• EXERCISE DESCRIPTION
Would you go through the records below and copy each line with the string "more"?

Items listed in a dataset
......
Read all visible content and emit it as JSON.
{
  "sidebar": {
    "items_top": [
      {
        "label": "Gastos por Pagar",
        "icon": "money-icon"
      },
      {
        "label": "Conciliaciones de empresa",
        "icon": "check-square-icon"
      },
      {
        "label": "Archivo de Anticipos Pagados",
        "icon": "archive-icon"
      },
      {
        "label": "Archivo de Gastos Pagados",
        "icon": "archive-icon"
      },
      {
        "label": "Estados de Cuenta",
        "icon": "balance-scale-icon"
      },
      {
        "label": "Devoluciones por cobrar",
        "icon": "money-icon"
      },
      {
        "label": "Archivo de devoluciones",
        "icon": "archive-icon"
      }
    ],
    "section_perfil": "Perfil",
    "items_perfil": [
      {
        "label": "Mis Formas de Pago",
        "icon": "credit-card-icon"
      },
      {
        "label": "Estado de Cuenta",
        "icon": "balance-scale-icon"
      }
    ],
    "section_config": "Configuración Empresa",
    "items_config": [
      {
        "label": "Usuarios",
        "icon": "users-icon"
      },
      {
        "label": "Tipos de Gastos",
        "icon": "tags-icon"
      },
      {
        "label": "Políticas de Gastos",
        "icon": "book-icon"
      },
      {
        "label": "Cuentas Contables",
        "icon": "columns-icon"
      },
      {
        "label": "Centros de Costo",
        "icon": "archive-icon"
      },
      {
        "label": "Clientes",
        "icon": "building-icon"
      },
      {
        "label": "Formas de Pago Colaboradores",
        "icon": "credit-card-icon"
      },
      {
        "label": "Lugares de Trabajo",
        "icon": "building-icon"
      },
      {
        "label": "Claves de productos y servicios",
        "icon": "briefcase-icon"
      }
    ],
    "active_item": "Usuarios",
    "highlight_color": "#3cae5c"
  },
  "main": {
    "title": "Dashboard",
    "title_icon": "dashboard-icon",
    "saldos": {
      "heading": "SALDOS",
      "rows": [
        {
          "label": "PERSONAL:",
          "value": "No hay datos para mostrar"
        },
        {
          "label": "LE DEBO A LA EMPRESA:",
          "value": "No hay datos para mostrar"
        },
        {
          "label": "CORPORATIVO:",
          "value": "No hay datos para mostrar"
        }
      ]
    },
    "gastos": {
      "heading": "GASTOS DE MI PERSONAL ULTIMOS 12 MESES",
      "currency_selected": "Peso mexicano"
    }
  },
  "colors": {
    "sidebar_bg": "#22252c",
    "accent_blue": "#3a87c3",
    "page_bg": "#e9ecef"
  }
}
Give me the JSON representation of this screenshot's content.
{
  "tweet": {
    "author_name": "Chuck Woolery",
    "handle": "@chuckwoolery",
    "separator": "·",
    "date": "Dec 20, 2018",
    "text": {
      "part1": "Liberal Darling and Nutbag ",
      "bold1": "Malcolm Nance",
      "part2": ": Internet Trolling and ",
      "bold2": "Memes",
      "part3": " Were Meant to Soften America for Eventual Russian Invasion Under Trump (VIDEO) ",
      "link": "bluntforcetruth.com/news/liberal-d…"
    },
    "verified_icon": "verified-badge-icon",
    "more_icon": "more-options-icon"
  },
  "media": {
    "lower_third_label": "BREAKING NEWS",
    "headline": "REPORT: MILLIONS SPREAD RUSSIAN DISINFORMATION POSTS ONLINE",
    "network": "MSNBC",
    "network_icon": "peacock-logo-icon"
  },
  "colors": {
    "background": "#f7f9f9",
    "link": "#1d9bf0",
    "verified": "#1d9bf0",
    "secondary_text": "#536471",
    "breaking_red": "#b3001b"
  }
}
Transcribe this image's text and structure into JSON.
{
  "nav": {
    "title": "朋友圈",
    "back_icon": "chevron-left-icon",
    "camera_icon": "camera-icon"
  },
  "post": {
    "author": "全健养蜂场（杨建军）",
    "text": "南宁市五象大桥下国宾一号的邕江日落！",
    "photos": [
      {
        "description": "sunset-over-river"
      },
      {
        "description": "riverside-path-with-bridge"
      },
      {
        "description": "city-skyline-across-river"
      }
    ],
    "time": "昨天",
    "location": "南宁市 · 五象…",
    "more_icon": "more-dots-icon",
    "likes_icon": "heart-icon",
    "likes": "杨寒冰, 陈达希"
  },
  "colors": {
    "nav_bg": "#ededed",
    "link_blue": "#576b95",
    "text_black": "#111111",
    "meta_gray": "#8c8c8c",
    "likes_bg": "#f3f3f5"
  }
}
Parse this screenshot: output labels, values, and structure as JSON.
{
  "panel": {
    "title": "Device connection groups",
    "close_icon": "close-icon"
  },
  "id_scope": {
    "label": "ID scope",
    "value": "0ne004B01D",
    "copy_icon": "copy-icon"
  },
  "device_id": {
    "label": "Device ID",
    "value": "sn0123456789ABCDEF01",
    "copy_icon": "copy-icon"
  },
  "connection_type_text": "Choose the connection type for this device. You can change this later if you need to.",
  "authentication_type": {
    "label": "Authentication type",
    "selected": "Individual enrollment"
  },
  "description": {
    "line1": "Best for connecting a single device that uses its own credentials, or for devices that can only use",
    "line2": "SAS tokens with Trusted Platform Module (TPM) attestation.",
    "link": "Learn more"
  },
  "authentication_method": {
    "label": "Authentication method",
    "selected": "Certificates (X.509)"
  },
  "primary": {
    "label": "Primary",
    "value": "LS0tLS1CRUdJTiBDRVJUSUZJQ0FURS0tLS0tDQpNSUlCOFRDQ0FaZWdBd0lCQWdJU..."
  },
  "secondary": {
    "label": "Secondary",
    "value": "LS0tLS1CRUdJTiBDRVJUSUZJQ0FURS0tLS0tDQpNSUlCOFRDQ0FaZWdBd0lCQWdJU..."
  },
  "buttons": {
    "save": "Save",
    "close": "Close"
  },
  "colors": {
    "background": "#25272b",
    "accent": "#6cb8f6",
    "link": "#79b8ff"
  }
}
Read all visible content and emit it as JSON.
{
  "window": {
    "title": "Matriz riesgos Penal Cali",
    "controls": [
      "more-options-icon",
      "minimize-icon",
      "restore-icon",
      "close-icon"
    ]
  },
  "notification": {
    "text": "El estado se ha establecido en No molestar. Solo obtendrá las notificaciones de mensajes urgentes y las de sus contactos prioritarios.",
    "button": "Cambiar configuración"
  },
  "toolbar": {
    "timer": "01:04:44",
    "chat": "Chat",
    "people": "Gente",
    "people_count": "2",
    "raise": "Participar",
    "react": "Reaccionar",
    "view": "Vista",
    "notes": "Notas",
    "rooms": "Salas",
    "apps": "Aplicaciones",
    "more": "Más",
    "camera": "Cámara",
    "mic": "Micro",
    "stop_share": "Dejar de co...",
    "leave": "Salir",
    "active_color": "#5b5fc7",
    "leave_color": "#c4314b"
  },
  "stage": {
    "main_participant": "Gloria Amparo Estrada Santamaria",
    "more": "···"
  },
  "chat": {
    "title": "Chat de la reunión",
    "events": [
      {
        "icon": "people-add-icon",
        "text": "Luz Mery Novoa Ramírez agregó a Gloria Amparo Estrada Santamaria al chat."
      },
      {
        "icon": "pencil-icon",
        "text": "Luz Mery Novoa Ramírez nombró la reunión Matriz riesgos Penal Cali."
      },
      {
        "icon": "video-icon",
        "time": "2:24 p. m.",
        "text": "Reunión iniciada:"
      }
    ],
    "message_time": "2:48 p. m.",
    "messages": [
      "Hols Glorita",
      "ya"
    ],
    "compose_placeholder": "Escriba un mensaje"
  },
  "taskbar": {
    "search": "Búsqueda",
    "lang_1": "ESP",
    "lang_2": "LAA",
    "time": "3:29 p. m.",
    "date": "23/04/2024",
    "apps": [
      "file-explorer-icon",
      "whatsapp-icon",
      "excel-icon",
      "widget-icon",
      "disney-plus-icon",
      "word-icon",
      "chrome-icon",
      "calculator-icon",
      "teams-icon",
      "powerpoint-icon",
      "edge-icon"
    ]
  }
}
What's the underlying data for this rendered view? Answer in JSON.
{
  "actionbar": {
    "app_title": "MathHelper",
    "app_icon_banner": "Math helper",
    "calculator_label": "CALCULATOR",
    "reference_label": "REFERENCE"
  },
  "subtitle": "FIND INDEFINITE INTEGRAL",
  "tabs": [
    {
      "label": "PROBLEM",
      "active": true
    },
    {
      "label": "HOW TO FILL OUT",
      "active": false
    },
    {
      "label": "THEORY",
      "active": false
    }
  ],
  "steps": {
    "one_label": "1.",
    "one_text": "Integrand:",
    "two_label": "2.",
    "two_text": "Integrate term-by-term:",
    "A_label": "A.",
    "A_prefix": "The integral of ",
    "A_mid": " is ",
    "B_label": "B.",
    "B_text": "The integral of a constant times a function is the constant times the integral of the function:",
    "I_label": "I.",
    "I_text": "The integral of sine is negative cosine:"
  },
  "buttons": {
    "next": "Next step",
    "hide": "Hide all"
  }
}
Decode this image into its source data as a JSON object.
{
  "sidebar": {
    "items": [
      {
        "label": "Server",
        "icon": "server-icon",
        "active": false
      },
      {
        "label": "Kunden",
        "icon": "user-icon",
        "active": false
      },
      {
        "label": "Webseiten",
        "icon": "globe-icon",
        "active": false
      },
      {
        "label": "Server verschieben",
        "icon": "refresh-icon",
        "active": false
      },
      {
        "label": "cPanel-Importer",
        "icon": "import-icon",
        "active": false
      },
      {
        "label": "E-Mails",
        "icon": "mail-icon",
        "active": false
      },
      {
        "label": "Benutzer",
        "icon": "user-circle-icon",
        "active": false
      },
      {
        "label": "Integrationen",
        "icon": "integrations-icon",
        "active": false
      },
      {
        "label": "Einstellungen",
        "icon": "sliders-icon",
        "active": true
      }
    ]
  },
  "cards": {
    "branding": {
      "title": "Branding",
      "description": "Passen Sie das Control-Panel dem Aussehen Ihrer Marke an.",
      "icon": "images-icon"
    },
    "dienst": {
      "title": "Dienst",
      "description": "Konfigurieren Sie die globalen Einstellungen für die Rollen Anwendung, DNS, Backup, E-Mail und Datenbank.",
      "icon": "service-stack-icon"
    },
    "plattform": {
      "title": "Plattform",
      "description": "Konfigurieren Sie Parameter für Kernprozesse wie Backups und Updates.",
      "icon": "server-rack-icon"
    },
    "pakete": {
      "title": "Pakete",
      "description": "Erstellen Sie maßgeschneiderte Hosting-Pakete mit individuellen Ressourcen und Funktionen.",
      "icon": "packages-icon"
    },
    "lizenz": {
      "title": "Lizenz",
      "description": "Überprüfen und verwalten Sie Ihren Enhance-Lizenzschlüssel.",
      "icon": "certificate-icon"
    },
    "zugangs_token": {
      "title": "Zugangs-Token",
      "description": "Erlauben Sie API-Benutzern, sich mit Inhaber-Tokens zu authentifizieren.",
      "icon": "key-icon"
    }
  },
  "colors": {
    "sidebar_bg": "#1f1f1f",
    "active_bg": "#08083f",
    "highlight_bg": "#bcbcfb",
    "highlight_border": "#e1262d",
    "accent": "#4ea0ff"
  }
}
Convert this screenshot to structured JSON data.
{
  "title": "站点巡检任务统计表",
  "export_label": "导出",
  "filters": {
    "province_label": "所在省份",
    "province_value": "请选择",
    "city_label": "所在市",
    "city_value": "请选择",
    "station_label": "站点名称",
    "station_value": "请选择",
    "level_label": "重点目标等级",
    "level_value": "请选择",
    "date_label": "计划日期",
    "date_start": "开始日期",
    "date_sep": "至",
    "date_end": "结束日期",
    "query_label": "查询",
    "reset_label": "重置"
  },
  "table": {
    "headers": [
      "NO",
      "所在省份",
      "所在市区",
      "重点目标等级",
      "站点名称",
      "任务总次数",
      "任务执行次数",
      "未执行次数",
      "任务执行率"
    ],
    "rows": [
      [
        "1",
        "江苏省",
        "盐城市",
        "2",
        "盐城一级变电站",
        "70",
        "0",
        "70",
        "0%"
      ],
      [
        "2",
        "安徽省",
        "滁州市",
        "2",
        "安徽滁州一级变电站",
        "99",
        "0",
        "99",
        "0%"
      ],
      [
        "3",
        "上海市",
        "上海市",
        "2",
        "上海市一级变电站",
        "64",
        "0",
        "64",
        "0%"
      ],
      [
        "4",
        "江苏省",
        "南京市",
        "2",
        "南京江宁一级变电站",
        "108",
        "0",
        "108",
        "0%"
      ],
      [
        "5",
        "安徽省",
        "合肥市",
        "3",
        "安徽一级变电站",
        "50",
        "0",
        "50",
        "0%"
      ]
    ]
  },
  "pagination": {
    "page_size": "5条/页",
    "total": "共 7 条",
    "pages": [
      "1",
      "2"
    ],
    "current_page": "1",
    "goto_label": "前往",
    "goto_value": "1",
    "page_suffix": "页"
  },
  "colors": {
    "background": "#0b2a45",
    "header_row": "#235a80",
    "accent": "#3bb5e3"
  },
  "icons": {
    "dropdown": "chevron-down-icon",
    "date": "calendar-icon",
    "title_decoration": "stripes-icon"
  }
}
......
• ANSWER SPACE
    "more_icon": "more-options-icon"
    "more_icon": "more-dots-icon",
    "link": "Learn more"
      "more-options-icon",
    "more": "Más",
    "more": "···"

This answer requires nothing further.